The Michigan Health & Hospital Association is promoting Laura Appel to executive vice president of government relations and public policy from her prior role as senior vice president, health policy & innovation. In this role, which takes effect Feb. 28, Appel will have executive oversight of the MHA’s Capitol Advocacy Center.
Appel joined the MHA in 2000 following a career at the Michigan House of Representatives as a director and policy analyst. Throughout her time at the MHA, Appel has focused on strategic priorities related to state and federal lobbying and healthcare policy analysis, including issues such as auto no-fault insurance, behavioral health, Medicare and Medicaid policy and the 340B drug pricing program.
“It is clear that Laura has earned the respect of the MHA Board of Trustees, as well as her peers, and I am confident that she will help lead the MHA effectively into the future,” said MHA CEO Brian Peters.
Also joining the MHA Advocacy team as of Feb. 22 is Elizabeth Kutter, JD, now the MHA’s senior director, government & political affairs. Kutter joins the MHA from Wayne State University, where she served as director, state relations, since May 2020. Prior to that, Kutter worked as manager, government affairs, at Henry Ford Health System.
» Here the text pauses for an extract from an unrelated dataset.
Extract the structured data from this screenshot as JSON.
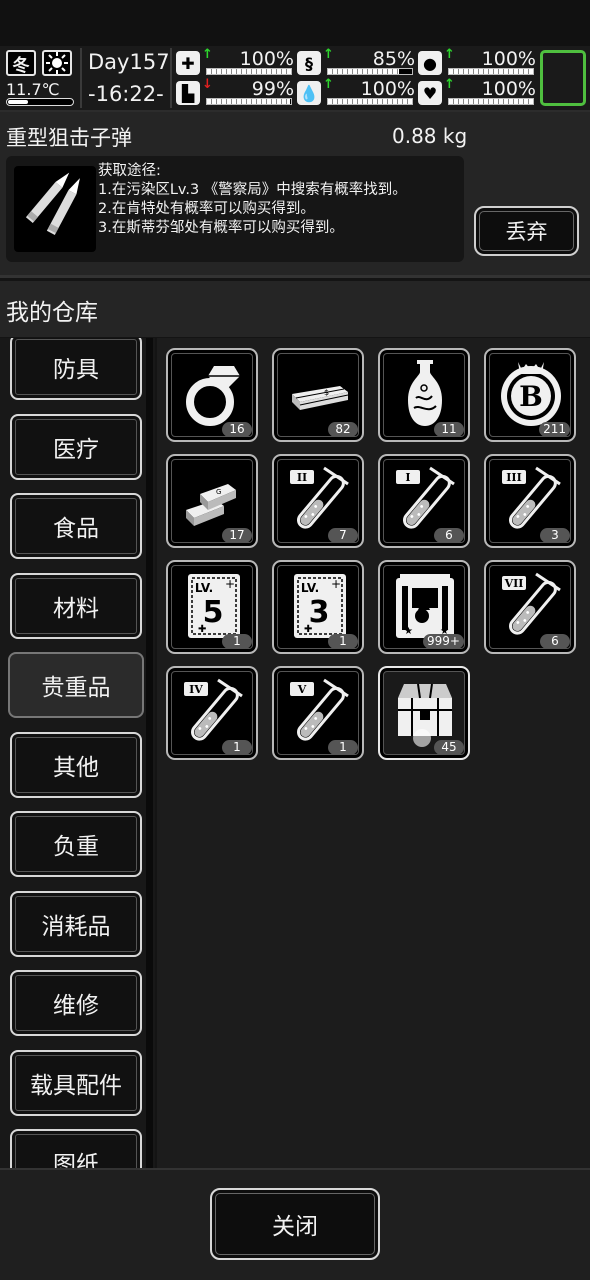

In addition to these advocacy-focused changes, the MHA also welcomes Sarah Scranton, MPA, MPP, as the MHA’s new vice president of safety and quality and the MHA Keystone Center’s new executive director effective Feb. 28. Scranton has more than 20 years of experience in nonprofit management and public policy. She is the former executive director of the Arthritis Foundation of Michigan. She has also served as executive director at Tomorrow’s Child and Planned Parenthood Advocates and Affiliates of Michigan. As executive director, Scranton will work closely with MHA and MHA Keystone Center staff and governing boards to execute the association’s mission, vision and values.